Stocks as stocking stuffers: Three ideas for kids(Read article summary)
A weekly allowance isn't the only way to teach kids about personal finance. Here are three tips for giving stocks as Christmas gifts.
Parents have been trying to teach kids about money in clever ways for ages. Take the old standby: allowance. I remember doing chores around the house to earn my weekly allowance as a kid, and now that Iâm an adult those early money lessons have come in handy.
But manual labor isnât the only way to get your kids excited about personal finance. You could dress those money lessons up with a ribbon and bow â or put them in a stocking this Christmas.
Now that youâve got the idea, letâs hash out the detailsâŚ
1. Choosing stocks
When youâre an adult, any stock that performs well is exciting. KidsÂ tend to care more about brandsÂ they recognize than return on investment â so when you pick investments for them,Â pick from companies that make or sell what theyâreÂ into. RankingTheBrands.com has a list ofÂ Kidsâ "Top 100 Most Loved Brands"Â to give you some ideas. For example:
- Your kid loves video games? Nintendo (NTDOY) is a publicly traded company.
- A sports fan? Look into Nike (NKE).
- Love Disney movies? The Walt Disney Companyâs stock (DIS) isnât too pricey right now.
- Have an army of Barbies in your house? Think about Mattel (MAT).
- A fan of Happy Meals? McDonaldâs (MCD) could be a good choice.
The bottom line: Whether it is food, a hobby, or a clothing brand, your kid will care a lot more if the company makes something they understand and canÂ personally relate to.
2. Where to buy
If youâd like to start your kid off with a single share of stock, a few companies offer stock starter packages for kids. These companies donât have every available stock, but they do offer framed certificates perfect for gift giving.
- One Share My First Stock: Comes with a framed, colorized stock certificate, an ownerâs manual, and an e-book on trading.
- FrameaStock.com: Currently running Christmas specials with discounts on framed stock certificates and shipping.
If youâd like to order more than one share of stock, or donât see the company you wanted listed, you can buy from an online brokerage. In "4 Ways to Invest Without Much Money," we listed a few good online brokerages:
3. Other options
Stocks arenât the only learning gift you can stuff in a stocking this year. There are other ways to help your kid build a nest-egg. For example:

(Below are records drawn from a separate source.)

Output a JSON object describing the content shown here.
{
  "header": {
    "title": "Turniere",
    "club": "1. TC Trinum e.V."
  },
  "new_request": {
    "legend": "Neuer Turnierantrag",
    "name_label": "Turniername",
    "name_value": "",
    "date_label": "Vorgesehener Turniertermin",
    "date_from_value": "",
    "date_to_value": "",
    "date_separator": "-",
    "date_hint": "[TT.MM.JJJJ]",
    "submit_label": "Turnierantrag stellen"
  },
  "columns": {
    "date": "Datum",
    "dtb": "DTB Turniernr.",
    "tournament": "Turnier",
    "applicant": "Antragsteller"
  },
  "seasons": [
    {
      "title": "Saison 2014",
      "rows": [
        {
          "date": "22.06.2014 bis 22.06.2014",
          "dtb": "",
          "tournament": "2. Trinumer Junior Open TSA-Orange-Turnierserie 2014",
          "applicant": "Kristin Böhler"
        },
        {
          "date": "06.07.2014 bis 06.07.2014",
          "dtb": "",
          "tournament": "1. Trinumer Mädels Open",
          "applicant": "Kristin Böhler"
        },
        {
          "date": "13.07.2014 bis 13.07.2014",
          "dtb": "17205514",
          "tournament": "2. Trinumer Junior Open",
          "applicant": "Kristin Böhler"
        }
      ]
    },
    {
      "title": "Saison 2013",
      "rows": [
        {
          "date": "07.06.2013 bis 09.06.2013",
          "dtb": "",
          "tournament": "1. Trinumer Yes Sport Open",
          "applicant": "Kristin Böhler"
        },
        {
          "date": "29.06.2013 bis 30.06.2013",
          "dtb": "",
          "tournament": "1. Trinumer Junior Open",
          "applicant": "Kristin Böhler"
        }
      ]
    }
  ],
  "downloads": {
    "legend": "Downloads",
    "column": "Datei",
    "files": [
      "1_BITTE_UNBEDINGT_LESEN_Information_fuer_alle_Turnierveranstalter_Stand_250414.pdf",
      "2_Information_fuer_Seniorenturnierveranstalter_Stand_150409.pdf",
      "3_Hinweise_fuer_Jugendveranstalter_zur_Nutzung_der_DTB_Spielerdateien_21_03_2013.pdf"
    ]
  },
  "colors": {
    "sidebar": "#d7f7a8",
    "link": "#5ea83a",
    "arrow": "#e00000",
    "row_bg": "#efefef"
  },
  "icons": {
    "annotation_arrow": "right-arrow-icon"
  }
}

- Fund a small Roth IRA account.Â A Roth IRA account will earn compound interest your kids can use for college or in their retirement years. Use ourÂ Find an IRAÂ tool to find an account with a low opening contribution requirement.
- Start a college savings account.Â Itâs never too early to start saving for college. Open a 529 college savings account for your kid and help them understand how the different potential investments work and potentially compound.
- Buy bonds.Â When you invest in bonds, you loan money to a private company or government agency. The money you loan earns interest, and after the loan matures you get the money back.Â TheseÂ investments may not have the excitement of stocks,Â but they tend to be safer and easier to understand.Â Read more about savings bonds offered by the U.S. government atÂ TreasuryDirect.
If you do give the gift of stocks or bonds,Â set up a regular time to sit down with your kids and talk aboutÂ their investments, including how theyâre changing in value and why. The lessons they learn could stick with them for life, and maybe even change their life for the better.
While investments will never have the same cacheÂ as the toys advertised on TV, they can be exciting. For example, Stacyâs best-ever investment was Apple â a stock he bought for about $8 a share a little more than 10 years ago that now sells for more than $500. What kid wouldnât be excited by that? And the best part: no batteries or assembly required.
Angela Colley is a writer forÂ Money Talks News, a consumer/personal finance TV news feature that airs in about 80 cities as well as around the Web. This column first appeared in Money Talks News.